An increase in the use of intermodal transport solutions has been prescribed within the EU. The hope is that this will lead to better utilisation of the European rail network as well as shipping, which will in turn help ease traffic stress on motorways.
This is a solution that Nynas has adopted. The first delivery was made in 2009, when road tankers were loaded with bitumen in Antwerp before being transported by a dedicated train to South-western France. Since 2012, there has been intermodal transport solutions to customers in France, Switzerland and Italy. The deliveries are organised in two ways. Either the road tanker is driven to the combi terminal used for transhipment and then transported in full by rail or, if containers are used, they are lifted from the road tankers onto the train.

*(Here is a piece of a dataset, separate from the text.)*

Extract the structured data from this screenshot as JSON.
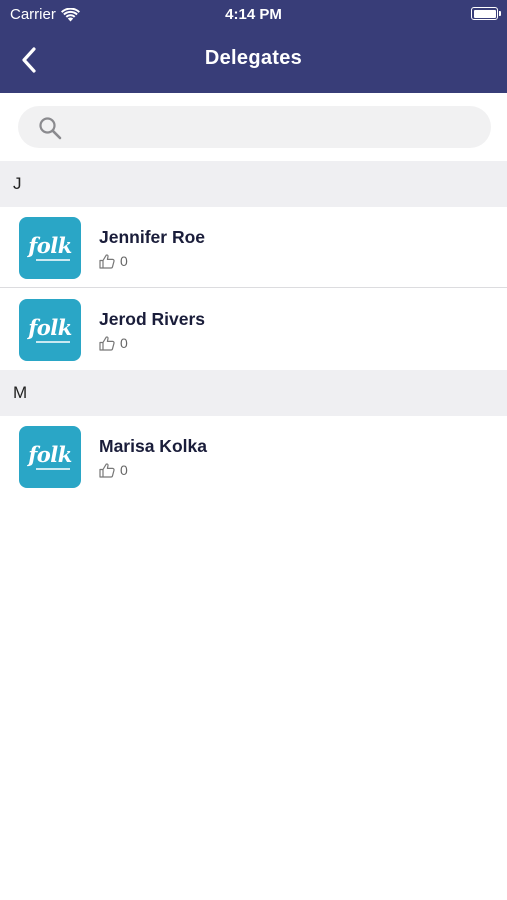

Nynas’ intermodal transportation of bitumen is expected to increase over the next few years. It will also be possible to arrange it to more countries than previously, as railway operators extend their networks, in the first instance in Germany, the Czech Republic, Slovakia and Poland.
And the benefits are obvious. In cost terms, there is an improvement compared with conventional road transport. There is also less risk of accidents, while at the same time there is better resource utilisation because of the bigger loads and fewer transport movements.
Another significant advantage is the environmental impact. Statistics from 2013 show that the use of intermodal transport solutions results in an average reduction in carbon dioxide emissions of 75% (www.uirr.com, www.ecotransit.or). This means that Nynas and its customers are making a contribution towards sustainable development.
Development work is now continuing. The challenges include becoming more competitive making better use of the rail network, especially in Germany and Eastern Europe, and generally increasing volumes in order to be able to maintain a good level of transport preparedness throughout the whole bitumen season.